Perhaps it will turn out that India and China are vulnerable. Google and other Antigoras will increasingly lower the billing rates of help desks. Robots will probably start to work well just as China’s population is aging dramatically, in about twenty years. China and India might suddenly be out of work! Now we enter the endgame feared by the Luddites, in which technology becomes so efficient that there aren’t any more jobs for people.

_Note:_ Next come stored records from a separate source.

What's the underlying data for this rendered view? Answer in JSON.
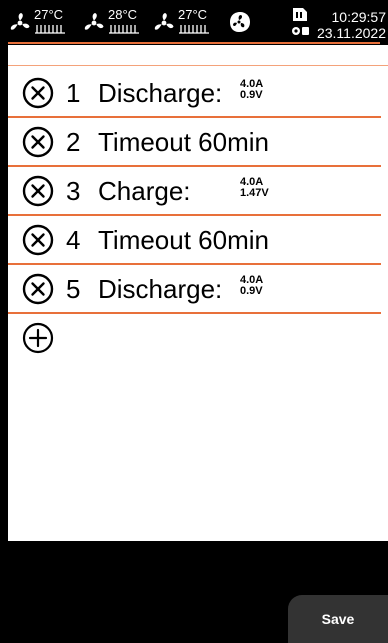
{
  "status_bar": {
    "sensors": [
      {
        "temperature": "27°C"
      },
      {
        "temperature": "28°C"
      },
      {
        "temperature": "27°C"
      }
    ],
    "time": "10:29:57",
    "date": "23.11.2022"
  },
  "steps": [
    {
      "number": "1",
      "label": "Discharge:",
      "current": "4.0A",
      "voltage": "0.9V"
    },
    {
      "number": "2",
      "label": "Timeout 60min"
    },
    {
      "number": "3",
      "label": "Charge:",
      "current": "4.0A",
      "voltage": "1.47V"
    },
    {
      "number": "4",
      "label": "Timeout 60min"
    },
    {
      "number": "5",
      "label": "Discharge:",
      "current": "4.0A",
      "voltage": "0.9V"
    }
  ],
  "save_label": "Save",
  "colors": {
    "accent": "#e8703a",
    "background": "#000000",
    "panel": "#ffffff",
    "button": "#333333"
  },
  "icons": {
    "fan": "fan-icon",
    "heater": "heater-icon",
    "remove": "remove-circle-icon",
    "add": "add-circle-icon",
    "storage": "storage-icon"
  }
}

But in this particular scenario, let’s say it also turns out to be true that even a person making a marginal income at the periphery of one of the Antigoras can survive, because the efficiencies make survival cheap. It’s 2025 in Cambodia, for instance, and you only make the equivalent of a buck a day, without health insurance, but the local Wal-Mart is cheaper every day and you can get a robot-designed robot to cut out your cancer for a quarter, so who cares? This is nothing but an extrapolation of the principle Wal-Mart is already demonstrating, according to some observers. Efficiencies concentrate wealth, and make the poor poorer by some relative measures, but their expenses are also brought down by the efficiencies.
An amusing read and a fine provocation. John Perry Barlow, Eric S. Raymond, David Gelernter, and Glenn Reynolds will all be replying.
Hat tip to Glenn Reynolds.